This method propounded for Index number by Truman L. Kelley is popularly known as Kelley’s method of index number. Mr. Kelley, in his method, takes the quantity of any year, or average of quantities of any number of years as the weights of the items. For this, the method is also otherwise known as the method of fixed weight aggregative index. As such, the formula introduced by Kelley is as under:
P01(k) = ∑P1q /P0q × 100
Here, q = quantity of any year, or average of quantities of any number of years.

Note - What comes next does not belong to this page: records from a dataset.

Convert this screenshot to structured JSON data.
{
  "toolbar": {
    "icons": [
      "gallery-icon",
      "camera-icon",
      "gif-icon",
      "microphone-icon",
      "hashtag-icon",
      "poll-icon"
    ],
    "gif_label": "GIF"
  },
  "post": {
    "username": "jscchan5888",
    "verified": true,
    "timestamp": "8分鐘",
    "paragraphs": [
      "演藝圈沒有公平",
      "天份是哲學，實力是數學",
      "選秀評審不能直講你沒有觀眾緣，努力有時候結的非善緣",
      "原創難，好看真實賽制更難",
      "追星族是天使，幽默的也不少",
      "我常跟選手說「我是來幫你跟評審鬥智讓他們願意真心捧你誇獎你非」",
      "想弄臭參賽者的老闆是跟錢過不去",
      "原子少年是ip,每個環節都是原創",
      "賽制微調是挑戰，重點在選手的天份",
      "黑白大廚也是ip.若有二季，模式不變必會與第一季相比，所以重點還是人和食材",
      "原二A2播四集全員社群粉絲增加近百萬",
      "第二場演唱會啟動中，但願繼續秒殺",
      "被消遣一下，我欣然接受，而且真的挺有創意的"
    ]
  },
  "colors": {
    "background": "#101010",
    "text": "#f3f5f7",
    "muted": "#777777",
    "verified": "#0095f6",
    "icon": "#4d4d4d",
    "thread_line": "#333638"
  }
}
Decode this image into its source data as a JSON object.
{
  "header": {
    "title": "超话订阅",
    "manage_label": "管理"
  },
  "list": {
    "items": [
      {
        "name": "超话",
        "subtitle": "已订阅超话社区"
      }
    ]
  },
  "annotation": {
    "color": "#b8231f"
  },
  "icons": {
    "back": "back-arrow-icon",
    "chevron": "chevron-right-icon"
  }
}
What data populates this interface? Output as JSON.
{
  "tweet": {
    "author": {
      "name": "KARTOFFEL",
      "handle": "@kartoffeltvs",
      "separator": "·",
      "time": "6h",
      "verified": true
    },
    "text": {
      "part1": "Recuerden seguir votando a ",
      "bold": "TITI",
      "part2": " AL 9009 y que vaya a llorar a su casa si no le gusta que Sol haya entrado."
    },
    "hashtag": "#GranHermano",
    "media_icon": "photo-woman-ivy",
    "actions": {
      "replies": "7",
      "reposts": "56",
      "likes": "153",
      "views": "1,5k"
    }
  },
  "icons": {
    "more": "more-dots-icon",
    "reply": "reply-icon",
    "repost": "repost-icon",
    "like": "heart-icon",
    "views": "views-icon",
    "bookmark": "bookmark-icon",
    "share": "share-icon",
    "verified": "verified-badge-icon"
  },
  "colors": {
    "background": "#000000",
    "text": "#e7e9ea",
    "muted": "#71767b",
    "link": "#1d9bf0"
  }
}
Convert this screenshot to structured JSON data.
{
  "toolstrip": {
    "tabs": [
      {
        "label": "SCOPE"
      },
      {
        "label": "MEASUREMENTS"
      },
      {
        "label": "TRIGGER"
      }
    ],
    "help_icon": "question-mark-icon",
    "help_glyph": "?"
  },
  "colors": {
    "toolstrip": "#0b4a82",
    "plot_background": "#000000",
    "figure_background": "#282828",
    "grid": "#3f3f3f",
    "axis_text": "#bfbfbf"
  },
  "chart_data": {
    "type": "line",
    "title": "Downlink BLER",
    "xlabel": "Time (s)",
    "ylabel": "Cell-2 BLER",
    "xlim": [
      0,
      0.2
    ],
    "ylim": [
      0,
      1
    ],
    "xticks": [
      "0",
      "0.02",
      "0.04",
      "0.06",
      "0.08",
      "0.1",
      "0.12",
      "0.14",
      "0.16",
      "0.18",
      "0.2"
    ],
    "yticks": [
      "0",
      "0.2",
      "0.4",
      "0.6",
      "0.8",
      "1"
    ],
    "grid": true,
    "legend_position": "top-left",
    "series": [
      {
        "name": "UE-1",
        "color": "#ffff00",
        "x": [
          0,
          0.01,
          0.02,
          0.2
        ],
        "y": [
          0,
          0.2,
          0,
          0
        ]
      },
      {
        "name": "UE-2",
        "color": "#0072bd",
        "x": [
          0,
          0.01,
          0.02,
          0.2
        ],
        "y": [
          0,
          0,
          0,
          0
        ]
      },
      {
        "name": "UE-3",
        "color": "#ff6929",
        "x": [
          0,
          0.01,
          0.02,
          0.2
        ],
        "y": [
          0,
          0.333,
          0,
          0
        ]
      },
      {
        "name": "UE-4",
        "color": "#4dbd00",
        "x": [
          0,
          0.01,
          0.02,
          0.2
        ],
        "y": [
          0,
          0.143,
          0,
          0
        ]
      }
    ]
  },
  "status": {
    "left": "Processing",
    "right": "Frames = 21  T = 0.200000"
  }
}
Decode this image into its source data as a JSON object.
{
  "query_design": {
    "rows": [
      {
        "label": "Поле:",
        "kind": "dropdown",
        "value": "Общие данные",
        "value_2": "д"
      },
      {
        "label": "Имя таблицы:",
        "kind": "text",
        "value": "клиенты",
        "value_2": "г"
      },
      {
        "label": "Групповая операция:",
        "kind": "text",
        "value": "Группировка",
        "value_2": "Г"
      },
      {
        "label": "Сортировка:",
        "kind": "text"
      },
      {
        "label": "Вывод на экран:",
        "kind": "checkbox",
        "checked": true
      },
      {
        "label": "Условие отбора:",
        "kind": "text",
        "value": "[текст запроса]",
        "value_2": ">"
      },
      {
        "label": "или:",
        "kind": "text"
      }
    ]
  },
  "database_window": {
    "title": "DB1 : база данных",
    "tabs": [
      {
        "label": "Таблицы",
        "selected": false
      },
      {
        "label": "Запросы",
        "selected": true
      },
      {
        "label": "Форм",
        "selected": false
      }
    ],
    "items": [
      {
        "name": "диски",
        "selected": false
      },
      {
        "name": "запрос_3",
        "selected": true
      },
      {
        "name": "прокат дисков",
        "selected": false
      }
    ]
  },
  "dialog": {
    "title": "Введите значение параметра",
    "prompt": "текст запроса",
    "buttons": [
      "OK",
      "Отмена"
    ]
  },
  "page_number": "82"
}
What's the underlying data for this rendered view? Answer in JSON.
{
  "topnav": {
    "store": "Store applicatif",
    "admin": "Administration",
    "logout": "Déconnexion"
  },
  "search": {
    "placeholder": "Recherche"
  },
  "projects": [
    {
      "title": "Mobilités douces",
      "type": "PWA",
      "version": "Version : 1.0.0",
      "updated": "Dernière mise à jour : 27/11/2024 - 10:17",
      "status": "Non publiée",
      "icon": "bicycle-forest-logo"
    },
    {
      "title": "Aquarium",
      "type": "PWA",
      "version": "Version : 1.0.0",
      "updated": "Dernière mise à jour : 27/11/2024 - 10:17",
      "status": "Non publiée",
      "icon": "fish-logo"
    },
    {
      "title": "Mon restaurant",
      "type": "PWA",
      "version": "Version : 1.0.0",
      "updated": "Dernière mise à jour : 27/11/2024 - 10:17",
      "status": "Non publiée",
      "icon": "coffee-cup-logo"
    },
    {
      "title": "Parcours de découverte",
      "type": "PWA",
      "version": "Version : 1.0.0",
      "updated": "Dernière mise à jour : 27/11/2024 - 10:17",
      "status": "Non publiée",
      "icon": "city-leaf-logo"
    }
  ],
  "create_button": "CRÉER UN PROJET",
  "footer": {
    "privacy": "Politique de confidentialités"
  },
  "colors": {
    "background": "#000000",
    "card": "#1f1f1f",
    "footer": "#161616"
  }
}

Further, such average may be either an arithmetic, or a geometric one.
Thus q may be (q0+ q1)/ 2
Or √(q0q1, Or, q0 Or, q1 etc
- The chief merits of this method are as follows:
- The weights remain fixed for every time an index is constructed.
- The base period may be changed without changing the weights of the items.
- It is very easy to calculate for which it is the most popular index number.
- It satisfies the time reversal test as the weights remain constant.
- It also satisfies the circular test, and unit test of consistency as the weights are fixed.
- It makes use of all the available data like p1,p0,q1 and q0.
- It can make use of both arithmetic and geometric means in its calculations.
- The chief demerits that go against this method are as follows:
- It may ignore the quantities of both the base year and the current year while taking the weights.
- In comparison to the general weighted index number model i.e. ( ∑P1w / ∑P0w ) x100, this index number model is little more difficult to work out as it may involve all the types of data and two types of average i.e. arithmetic mean, and geometric mean.